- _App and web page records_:
────

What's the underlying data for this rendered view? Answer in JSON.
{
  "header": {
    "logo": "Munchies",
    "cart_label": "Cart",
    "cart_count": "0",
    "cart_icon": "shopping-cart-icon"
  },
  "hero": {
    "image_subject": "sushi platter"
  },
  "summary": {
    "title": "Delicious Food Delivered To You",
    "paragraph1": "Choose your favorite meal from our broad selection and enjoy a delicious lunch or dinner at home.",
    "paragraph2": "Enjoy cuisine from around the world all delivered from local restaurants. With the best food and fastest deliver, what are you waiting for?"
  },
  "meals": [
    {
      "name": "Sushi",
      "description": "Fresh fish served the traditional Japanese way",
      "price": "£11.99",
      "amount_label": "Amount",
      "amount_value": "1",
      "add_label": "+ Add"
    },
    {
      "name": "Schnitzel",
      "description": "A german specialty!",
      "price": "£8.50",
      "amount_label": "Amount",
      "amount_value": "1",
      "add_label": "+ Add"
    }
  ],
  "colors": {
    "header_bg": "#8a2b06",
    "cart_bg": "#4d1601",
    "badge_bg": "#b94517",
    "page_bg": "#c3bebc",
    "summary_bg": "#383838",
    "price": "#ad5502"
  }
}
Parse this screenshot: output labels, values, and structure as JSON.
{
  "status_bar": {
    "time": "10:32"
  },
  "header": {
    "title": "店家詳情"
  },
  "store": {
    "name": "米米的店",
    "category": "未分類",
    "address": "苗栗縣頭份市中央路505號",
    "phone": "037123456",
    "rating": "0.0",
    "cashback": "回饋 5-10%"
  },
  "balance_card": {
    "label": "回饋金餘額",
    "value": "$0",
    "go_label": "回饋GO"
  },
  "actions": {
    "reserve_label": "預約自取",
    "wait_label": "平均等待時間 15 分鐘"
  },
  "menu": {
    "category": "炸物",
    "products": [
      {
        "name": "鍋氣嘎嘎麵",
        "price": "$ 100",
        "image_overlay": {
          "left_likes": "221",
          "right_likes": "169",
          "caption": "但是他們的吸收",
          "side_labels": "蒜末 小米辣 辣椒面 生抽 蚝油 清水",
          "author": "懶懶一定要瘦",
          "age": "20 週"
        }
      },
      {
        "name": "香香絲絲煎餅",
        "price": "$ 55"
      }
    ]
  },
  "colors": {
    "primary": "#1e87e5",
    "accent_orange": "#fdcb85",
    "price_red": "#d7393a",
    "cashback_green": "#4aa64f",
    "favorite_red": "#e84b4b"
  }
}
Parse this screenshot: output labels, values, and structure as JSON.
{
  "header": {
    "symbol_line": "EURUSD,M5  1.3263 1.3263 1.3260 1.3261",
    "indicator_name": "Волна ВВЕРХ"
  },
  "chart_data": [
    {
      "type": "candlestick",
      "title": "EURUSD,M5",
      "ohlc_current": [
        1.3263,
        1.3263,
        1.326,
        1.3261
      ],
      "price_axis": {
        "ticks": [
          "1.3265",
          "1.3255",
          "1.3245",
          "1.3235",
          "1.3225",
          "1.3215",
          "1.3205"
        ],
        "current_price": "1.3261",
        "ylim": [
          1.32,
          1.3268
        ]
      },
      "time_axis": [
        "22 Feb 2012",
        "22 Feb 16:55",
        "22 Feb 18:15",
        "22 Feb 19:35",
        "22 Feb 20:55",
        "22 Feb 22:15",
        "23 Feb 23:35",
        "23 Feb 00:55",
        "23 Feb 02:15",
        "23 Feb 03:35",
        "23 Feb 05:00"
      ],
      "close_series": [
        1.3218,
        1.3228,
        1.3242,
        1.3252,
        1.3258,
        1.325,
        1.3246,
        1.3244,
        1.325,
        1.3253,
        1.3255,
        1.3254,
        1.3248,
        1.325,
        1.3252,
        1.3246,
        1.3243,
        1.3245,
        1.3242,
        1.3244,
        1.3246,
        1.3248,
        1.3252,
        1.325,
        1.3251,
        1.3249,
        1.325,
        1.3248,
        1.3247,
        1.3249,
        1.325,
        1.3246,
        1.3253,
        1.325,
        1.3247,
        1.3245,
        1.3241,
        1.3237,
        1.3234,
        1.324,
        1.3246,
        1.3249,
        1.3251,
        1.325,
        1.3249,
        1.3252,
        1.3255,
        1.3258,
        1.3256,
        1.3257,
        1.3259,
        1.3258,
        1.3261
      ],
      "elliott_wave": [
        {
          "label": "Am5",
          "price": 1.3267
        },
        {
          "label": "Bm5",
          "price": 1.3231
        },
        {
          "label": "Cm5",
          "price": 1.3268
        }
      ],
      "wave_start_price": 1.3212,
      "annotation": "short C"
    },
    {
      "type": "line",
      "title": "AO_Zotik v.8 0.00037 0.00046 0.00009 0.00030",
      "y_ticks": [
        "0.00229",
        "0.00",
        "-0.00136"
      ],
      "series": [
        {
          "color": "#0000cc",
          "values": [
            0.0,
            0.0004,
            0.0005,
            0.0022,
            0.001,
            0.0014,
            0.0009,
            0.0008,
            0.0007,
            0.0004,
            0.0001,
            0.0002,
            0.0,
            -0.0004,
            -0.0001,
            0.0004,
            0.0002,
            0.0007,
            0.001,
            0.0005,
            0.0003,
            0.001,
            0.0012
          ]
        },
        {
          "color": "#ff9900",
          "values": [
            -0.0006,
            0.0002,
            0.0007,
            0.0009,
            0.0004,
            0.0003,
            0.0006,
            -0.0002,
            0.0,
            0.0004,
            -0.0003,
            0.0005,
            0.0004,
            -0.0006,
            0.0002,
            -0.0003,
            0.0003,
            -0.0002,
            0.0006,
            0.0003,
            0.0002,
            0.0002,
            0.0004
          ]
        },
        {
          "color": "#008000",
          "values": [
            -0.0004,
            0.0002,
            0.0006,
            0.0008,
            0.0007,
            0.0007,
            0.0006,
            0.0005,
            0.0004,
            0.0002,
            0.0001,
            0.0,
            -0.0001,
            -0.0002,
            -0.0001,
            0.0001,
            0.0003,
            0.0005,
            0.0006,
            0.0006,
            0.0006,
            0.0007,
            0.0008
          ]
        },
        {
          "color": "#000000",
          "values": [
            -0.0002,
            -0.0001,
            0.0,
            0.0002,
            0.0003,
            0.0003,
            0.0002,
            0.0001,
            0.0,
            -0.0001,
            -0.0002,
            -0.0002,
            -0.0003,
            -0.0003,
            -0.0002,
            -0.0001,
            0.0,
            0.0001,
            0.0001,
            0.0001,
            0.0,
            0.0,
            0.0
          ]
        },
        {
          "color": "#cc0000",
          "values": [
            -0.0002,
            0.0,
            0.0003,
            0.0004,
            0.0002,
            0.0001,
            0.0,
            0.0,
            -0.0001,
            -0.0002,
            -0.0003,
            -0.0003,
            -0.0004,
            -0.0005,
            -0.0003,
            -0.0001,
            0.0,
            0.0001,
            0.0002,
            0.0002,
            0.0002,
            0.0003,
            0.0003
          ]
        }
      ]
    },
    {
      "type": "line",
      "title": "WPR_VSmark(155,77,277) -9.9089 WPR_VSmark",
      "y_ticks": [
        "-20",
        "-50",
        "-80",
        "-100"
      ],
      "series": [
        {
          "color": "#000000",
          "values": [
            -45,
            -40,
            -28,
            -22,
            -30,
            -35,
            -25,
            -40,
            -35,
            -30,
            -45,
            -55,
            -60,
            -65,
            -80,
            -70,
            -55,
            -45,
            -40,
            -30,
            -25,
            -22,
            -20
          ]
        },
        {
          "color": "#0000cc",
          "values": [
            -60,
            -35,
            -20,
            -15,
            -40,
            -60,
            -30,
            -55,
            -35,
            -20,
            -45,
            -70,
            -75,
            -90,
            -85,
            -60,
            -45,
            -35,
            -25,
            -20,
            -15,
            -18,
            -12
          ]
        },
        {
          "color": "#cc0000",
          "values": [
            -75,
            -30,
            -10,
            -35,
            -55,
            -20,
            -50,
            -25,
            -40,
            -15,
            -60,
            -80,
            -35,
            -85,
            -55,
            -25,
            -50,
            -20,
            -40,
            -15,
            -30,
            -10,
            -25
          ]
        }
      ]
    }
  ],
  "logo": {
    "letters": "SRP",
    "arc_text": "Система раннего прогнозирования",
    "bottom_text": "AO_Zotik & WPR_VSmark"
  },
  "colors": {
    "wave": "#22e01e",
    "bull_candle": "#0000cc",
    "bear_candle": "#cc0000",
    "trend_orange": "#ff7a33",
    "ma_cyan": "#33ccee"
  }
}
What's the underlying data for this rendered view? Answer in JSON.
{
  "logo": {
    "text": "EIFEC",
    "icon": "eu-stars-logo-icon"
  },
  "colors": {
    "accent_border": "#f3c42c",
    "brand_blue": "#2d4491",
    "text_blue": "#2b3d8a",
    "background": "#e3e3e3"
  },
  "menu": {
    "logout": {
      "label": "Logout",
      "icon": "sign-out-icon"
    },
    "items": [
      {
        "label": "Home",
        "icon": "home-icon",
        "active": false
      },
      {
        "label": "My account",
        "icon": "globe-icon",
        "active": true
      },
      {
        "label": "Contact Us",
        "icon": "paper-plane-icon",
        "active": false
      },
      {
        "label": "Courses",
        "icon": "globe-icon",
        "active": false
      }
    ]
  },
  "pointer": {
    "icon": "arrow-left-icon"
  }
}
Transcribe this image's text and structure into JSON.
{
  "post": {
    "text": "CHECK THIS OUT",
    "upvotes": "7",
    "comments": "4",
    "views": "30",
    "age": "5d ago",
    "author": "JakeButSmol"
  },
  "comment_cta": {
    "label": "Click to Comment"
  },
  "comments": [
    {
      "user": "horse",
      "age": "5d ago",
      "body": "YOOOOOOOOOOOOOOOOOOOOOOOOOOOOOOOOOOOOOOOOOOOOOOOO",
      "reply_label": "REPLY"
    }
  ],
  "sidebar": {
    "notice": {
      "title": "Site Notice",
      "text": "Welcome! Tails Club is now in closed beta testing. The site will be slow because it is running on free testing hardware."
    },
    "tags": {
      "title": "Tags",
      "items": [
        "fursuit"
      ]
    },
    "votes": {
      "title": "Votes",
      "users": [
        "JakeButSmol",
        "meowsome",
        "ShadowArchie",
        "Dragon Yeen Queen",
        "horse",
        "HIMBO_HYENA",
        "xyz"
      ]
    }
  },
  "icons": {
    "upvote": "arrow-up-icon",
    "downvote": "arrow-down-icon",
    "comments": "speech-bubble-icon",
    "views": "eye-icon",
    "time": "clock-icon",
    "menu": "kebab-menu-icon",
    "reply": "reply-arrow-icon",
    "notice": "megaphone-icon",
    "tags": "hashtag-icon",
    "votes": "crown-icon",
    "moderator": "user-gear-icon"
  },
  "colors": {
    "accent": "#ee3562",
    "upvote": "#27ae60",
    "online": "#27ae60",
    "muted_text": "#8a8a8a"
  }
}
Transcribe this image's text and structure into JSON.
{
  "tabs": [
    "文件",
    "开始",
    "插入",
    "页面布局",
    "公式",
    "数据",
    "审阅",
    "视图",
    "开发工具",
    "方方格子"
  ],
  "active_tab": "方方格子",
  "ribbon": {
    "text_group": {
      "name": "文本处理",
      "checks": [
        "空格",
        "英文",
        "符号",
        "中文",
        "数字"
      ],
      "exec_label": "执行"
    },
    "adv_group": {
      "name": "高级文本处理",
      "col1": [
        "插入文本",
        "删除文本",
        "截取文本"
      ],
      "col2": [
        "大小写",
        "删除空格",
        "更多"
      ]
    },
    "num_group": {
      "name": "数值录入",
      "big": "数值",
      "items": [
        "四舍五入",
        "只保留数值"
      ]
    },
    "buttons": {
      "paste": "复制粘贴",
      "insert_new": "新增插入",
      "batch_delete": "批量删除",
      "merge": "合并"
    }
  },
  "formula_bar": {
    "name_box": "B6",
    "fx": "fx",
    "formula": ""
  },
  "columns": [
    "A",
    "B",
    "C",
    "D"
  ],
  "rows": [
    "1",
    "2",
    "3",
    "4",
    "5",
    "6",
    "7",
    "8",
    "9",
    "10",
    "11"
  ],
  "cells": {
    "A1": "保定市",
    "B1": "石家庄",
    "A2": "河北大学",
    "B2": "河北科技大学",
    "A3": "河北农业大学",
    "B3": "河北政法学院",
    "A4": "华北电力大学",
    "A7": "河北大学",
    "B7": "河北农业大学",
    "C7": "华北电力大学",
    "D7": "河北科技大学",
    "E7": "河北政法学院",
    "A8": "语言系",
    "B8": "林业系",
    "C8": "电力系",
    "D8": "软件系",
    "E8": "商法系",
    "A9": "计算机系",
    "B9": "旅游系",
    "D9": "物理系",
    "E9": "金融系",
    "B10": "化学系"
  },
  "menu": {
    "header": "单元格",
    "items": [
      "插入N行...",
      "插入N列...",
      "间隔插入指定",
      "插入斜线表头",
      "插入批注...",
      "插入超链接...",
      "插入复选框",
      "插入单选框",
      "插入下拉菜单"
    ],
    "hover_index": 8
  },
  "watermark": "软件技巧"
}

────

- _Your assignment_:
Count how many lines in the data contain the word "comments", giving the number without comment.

- _Task solution_:
3